Newspaper article The Christian Science Monitor
Demuth's Portrait of a Poet
This zestful painting by American modernist Charles Demuth has achieved the dubious status of widespread familiarity. It has long been an icon of modern art. But confronted again head-on, "I Saw the Figure Five in Gold" startles you with its potent originality. It almost literally outshines and outmaneuvers any danger of its becoming a cliche. You might think about it absently as a well-worn part of art history. But to encounter it in its complex immediacy is to see what a dynamic invention it actually is.

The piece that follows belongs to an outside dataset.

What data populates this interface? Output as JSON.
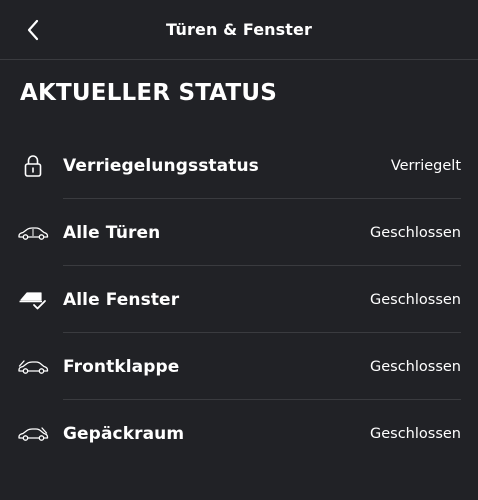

The painting celebrates a poem. It is also sometimes described as a kind of portrait of the writer of the poem, William Carlos Williams. There are references to Williams in the painting that are like a subtext. Demuth even placed the poet's initials alongside his own. The poem is called "The Great Figure" and begins: "Among the rain/ and lights/ I saw the figure 5/ in gold/ on a red/ firetruck...." It is an Imagist poem, intended to have the objectivity of a painting. It captures a brief experience. (Williams described the moment also in his autobiography.) The poem is short, not narrative. Like a haiku, it is meant to be as instant and momentary as a procession of words can be. …